Problem: The records below should be set down in full, please, without any change.

[Collection entries]

┌──

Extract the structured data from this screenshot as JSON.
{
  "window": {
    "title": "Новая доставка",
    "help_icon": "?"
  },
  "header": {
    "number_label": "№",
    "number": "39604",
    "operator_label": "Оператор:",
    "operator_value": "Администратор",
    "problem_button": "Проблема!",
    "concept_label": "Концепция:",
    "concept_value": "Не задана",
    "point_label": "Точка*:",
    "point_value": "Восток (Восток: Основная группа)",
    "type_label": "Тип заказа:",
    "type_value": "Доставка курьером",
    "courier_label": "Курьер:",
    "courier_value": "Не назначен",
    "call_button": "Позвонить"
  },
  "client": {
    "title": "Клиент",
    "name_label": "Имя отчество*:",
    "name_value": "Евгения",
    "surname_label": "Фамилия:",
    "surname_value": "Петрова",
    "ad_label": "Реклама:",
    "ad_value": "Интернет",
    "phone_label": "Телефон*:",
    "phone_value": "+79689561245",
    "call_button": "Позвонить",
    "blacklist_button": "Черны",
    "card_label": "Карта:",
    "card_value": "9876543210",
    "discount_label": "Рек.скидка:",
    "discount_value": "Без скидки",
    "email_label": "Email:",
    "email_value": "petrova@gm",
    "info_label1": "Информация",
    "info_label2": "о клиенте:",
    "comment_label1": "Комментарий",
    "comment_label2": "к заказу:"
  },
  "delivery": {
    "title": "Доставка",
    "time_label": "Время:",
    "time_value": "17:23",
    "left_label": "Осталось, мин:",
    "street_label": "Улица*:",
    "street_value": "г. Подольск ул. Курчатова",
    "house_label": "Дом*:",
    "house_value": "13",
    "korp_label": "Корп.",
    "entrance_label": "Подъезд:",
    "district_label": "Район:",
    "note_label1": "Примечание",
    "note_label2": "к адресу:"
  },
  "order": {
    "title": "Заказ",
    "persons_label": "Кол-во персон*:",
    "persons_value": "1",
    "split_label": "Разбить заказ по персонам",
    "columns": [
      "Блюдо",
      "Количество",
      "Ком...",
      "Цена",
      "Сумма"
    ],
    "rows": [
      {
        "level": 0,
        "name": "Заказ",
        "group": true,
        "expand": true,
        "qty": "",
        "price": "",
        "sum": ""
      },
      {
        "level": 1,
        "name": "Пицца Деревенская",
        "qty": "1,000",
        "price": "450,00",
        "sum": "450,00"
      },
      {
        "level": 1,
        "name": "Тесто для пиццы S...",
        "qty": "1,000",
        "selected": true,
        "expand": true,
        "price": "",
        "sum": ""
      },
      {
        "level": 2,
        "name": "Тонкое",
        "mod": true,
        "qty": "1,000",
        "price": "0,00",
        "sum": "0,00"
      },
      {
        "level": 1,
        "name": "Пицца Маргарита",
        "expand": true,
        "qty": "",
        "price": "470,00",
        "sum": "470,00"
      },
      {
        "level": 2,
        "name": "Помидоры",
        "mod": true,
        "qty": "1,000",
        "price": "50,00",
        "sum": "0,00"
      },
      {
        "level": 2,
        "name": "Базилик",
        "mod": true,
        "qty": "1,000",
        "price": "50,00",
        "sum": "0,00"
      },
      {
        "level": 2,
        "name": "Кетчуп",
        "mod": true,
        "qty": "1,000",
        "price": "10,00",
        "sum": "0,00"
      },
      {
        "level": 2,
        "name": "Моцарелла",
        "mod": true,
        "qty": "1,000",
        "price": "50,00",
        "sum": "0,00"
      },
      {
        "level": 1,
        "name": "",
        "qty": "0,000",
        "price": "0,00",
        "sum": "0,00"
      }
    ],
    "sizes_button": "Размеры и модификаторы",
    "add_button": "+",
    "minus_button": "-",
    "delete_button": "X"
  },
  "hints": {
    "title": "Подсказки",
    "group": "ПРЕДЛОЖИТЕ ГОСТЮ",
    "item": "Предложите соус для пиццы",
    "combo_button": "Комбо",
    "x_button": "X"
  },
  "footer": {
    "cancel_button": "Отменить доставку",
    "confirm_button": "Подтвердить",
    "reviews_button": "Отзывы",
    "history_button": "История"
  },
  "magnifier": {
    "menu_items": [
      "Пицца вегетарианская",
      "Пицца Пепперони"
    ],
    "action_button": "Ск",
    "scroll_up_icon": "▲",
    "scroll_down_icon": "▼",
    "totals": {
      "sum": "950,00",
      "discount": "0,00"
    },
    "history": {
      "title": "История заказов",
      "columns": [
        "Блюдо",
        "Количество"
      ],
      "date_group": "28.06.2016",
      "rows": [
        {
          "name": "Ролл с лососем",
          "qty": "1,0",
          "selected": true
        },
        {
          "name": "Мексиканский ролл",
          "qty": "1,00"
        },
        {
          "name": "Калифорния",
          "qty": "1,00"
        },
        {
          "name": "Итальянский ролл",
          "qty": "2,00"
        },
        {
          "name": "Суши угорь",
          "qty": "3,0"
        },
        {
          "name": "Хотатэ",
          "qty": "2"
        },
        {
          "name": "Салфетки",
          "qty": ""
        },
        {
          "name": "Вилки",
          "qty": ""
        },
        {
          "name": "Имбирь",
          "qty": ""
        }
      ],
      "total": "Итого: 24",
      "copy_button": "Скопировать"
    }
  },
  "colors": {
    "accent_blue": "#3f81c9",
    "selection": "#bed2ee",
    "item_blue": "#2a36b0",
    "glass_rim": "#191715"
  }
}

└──

Output for this exercise:
Extract the structured data from this screenshot as JSON.
{
  "window": {
    "title": "Новая доставка",
    "help_icon": "?"
  },
  "header": {
    "number_label": "№",
    "number": "39604",
    "operator_label": "Оператор:",
    "operator_value": "Администратор",
    "problem_button": "Проблема!",
    "concept_label": "Концепция:",
    "concept_value": "Не задана",
    "point_label": "Точка*:",
    "point_value": "Восток (Восток: Основная группа)",
    "type_label": "Тип заказа:",
    "type_value": "Доставка курьером",
    "courier_label": "Курьер:",
    "courier_value": "Не назначен",
    "call_button": "Позвонить"
  },
  "client": {
    "title": "Клиент",
    "name_label": "Имя отчество*:",
    "name_value": "Евгения",
    "surname_label": "Фамилия:",
    "surname_value": "Петрова",
    "ad_label": "Реклама:",
    "ad_value": "Интернет",
    "phone_label": "Телефон*:",
    "phone_value": "+79689561245",
    "call_button": "Позвонить",
    "blacklist_button": "Черны",
    "card_label": "Карта:",
    "card_value": "9876543210",
    "discount_label": "Рек.скидка:",
    "discount_value": "Без скидки",
    "email_label": "Email:",
    "email_value": "petrova@gm",
    "info_label1": "Информация",
    "info_label2": "о клиенте:",
    "comment_label1": "Комментарий",
    "comment_label2": "к заказу:"
  },
  "delivery": {
    "title": "Доставка",
    "time_label": "Время:",
    "time_value": "17:23",
    "left_label": "Осталось, мин:",
    "street_label": "Улица*:",
    "street_value": "г. Подольск ул. Курчатова",
    "house_label": "Дом*:",
    "house_value": "13",
    "korp_label": "Корп.",
    "entrance_label": "Подъезд:",
    "district_label": "Район:",
    "note_label1": "Примечание",
    "note_label2": "к адресу:"
  },
  "order": {
    "title": "Заказ",
    "persons_label": "Кол-во персон*:",
    "persons_value": "1",
    "split_label": "Разбить заказ по персонам",
    "columns": [
      "Блюдо",
      "Количество",
      "Ком...",
      "Цена",
      "Сумма"
    ],
    "rows": [
      {
        "level": 0,
        "name": "Заказ",
        "group": true,
        "expand": true,
        "qty": "",
        "price": "",
        "sum": ""
      },
      {
        "level": 1,
        "name": "Пицца Деревенская",
        "qty": "1,000",
        "price": "450,00",
        "sum": "450,00"
      },
      {
        "level": 1,
        "name": "Тесто для пиццы S...",
        "qty": "1,000",
        "selected": true,
        "expand": true,
        "price": "",
        "sum": ""
      },
      {
        "level": 2,
        "name": "Тонкое",
        "mod": true,
        "qty": "1,000",
        "price": "0,00",
        "sum": "0,00"
      },
      {
        "level": 1,
        "name": "Пицца Маргарита",
        "expand": true,
        "qty": "",
        "price": "470,00",
        "sum": "470,00"
      },
      {
        "level": 2,
        "name": "Помидоры",
        "mod": true,
        "qty": "1,000",
        "price": "50,00",
        "sum": "0,00"
      },
      {
        "level": 2,
        "name": "Базилик",
        "mod": true,
        "qty": "1,000",
        "price": "50,00",
        "sum": "0,00"
      },
      {
        "level": 2,
        "name": "Кетчуп",
        "mod": true,
        "qty": "1,000",
        "price": "10,00",
        "sum": "0,00"
      },
      {
        "level": 2,
        "name": "Моцарелла",
        "mod": true,
        "qty": "1,000",
        "price": "50,00",
        "sum": "0,00"
      },
      {
        "level": 1,
        "name": "",
        "qty": "0,000",
        "price": "0,00",
        "sum": "0,00"
      }
    ],
    "sizes_button": "Размеры и модификаторы",
    "add_button": "+",
    "minus_button": "-",
    "delete_button": "X"
  },
  "hints": {
    "title": "Подсказки",
    "group": "ПРЕДЛОЖИТЕ ГОСТЮ",
    "item": "Предложите соус для пиццы",
    "combo_button": "Комбо",
    "x_button": "X"
  },
  "footer": {
    "cancel_button": "Отменить доставку",
    "confirm_button": "Подтвердить",
    "reviews_button": "Отзывы",
    "history_button": "История"
  },
  "magnifier": {
    "menu_items": [
      "Пицца вегетарианская",
      "Пицца Пепперони"
    ],
    "action_button": "Ск",
    "scroll_up_icon": "▲",
    "scroll_down_icon": "▼",
    "totals": {
      "sum": "950,00",
      "discount": "0,00"
    },
    "history": {
      "title": "История заказов",
      "columns": [
        "Блюдо",
        "Количество"
      ],
      "date_group": "28.06.2016",
      "rows": [
        {
          "name": "Ролл с лососем",
          "qty": "1,0",
          "selected": true
        },
        {
          "name": "Мексиканский ролл",
          "qty": "1,00"
        },
        {
          "name": "Калифорния",
          "qty": "1,00"
        },
        {
          "name": "Итальянский ролл",
          "qty": "2,00"
        },
        {
          "name": "Суши угорь",
          "qty": "3,0"
        },
        {
          "name": "Хотатэ",
          "qty": "2"
        },
        {
          "name": "Салфетки",
          "qty": ""
        },
        {
          "name": "Вилки",
          "qty": ""
        },
        {
          "name": "Имбирь",
          "qty": ""
        }
      ],
      "total": "Итого: 24",
      "copy_button": "Скопировать"
    }
  },
  "colors": {
    "accent_blue": "#3f81c9",
    "selection": "#bed2ee",
    "item_blue": "#2a36b0",
    "glass_rim": "#191715"
  }
}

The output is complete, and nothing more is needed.